By providing a standard infrastructure foundation that can be deployed across an enterprise and potentially on other IaaS like Azure, GCP or Alibaba Cloud, Project Dimension could make VMware the standard infrastructure abstraction layer that enables workload portability across different providers.
In VMware's idealized world, differences between cloud service providers are blurred and enterprises interact with a VMware substrate, whether that's Dimension-vSphere infrastructure services or PKS container services.
Outwardly, VMworld is your typical vendor conference with wall-to-wall branding, non-stop boosterism and obligatory obeisance to customers and partners, but these belie its significance.
While the pre-Labor Day event isn't exactly Burning Man for nerds, it has turned into an annual festival for the entire data center ecosystem, whether they're an admin, analyst, equipment supplier or service provider.
While most of the attendees and show floor exhibitors are preoccupied with legacy vSphere systems and associated on-premise hardware and software, VMware leadership is charting a course to a multi-cloud future which revolves around it. This is articulated as a VMware software stack and SaaS products providing the glue that knits data centers, hyperscale cloud services, and edge devices into a single, consistent, cohesive set of virtual infrastructure services.

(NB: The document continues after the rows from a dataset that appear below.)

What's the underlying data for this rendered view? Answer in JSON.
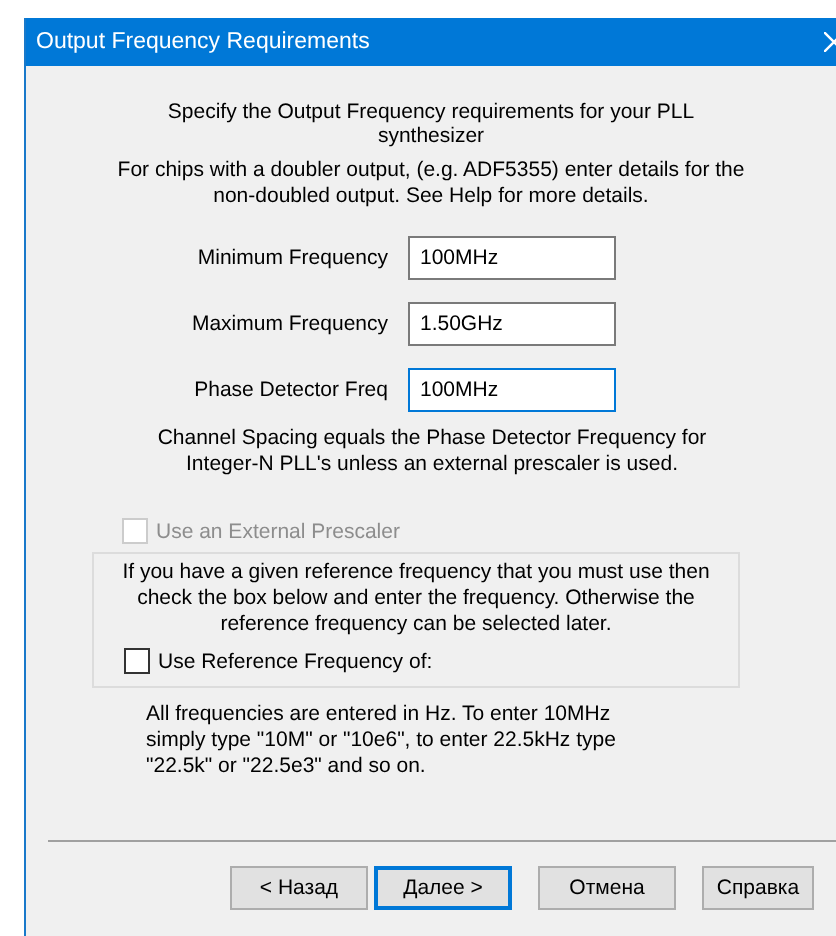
{
  "window": {
    "title": "Output Frequency Requirements"
  },
  "intro": [
    "Specify the Output Frequency requirements for your PLL synthesizer",
    "For chips with a doubler output, (e.g. ADF5355) enter details for the non-doubled output. See Help for more details."
  ],
  "fields": [
    {
      "label": "Minimum Frequency",
      "value": "100MHz",
      "focused": false
    },
    {
      "label": "Maximum Frequency",
      "value": "1.50GHz",
      "focused": false
    },
    {
      "label": "Phase Detector Freq",
      "value": "100MHz",
      "focused": true
    }
  ],
  "spacing_note": "Channel Spacing equals the Phase Detector Frequency for Integer-N PLL's unless an external prescaler is used.",
  "prescaler": {
    "label": "Use an External Prescaler",
    "checked": false,
    "disabled": true
  },
  "reference_group": {
    "text": "If you have a given reference frequency that you must use then check the box below and enter the frequency.   Otherwise the reference frequency can be selected later.",
    "checkbox": {
      "label": "Use Reference Frequency of:",
      "checked": false,
      "disabled": false
    }
  },
  "hint": "All frequencies are entered in Hz.   To enter 10MHz simply type \"10M\" or \"10e6\",  to enter 22.5kHz type \"22.5k\" or \"22.5e3\" and so on.",
  "buttons": [
    {
      "label": "< Назад",
      "default": false
    },
    {
      "label": "Далее >",
      "default": true
    },
    {
      "label": "Отмена",
      "default": false
    },
    {
      "label": "Справка",
      "default": false
    }
  ]
}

My initial take is reflected in a question I asked Gelsinger in a post-keynote Q&A session about whether VMware, by building the intermediate software layer and controlling the customer relationship is commodifying the cloud providers and did they see it as a risk.
Gelsinger aptly pointed out that the Amazon RDS announcement turns the relationship on its head since in that case, and presumably other products to be added from the AWS portfolio, AWS owns and manages the service and customer relationship and uses VMware infrastructure as the platform. The complexity comes when that VMware platform, in turn, runs on AWS infrastructure services.

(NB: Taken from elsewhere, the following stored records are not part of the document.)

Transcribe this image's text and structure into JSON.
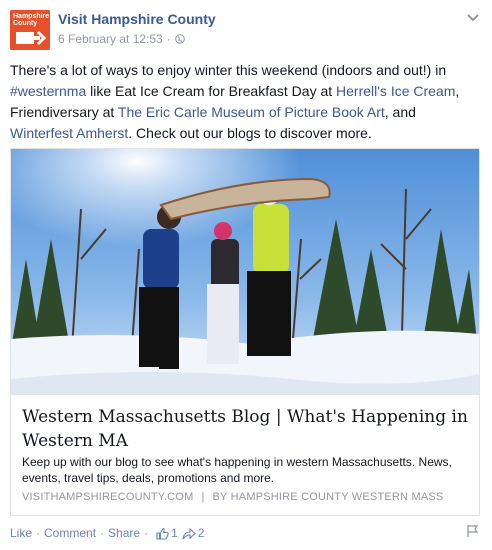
{
  "post": {
    "page_name": "Visit Hampshire County",
    "avatar_text": "Hampshire County",
    "timestamp": "6 February at 12:53",
    "separator": "·",
    "text": {
      "p1": "There's a lot of ways to enjoy winter this weekend (indoors and out!) in ",
      "hashtag": "#westernma",
      "p2": " like Eat Ice Cream for Breakfast Day at ",
      "link1": "Herrell's Ice Cream",
      "p3": ", Friendiversary at ",
      "link2": "The Eric Carle Museum of Picture Book Art",
      "p4": ", and ",
      "link3": "Winterfest Amherst",
      "p5": ". Check out our blogs to discover more."
    },
    "attachment": {
      "title": "Western Massachusetts Blog | What's Happening in Western MA",
      "description": "Keep up with our blog to see what's happening in western Massachusetts. News, events, travel tips, deals, promotions and more.",
      "source_domain": "VISITHAMPSHIRECOUNTY.COM",
      "source_sep": "|",
      "source_author": "BY HAMPSHIRE COUNTY WESTERN MASS"
    },
    "footer": {
      "like": "Like",
      "comment": "Comment",
      "share": "Share",
      "dot": "·",
      "like_count": "1",
      "share_count": "2"
    }
  },
  "colors": {
    "link": "#3b5998",
    "brand_orange": "#e8502a",
    "muted": "#9197a3"
  }
}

In the new model, VMware might end up being the standard virtual infrastructure that rides atop public clouds (and on-premise systems), but those same cloud service providers might, in turn, run their higher-level PaaS, database, analytics and AI services atop the VMware substrate.
It's a convoluted relationship and one I'm skeptical makes any sense, but one that provides a consistent hybrid platform for more sophisticated cloud applications and, as with RDS on VMware, gives the major cloud vendors an easy path to deployment in enterprise data centers and edge locations.
I'll be watching how this evolves over the coming year, particularly what is sure to be significant news at re:Invent and continue to share my evolving understanding of the emerging multi-cloud enterprise.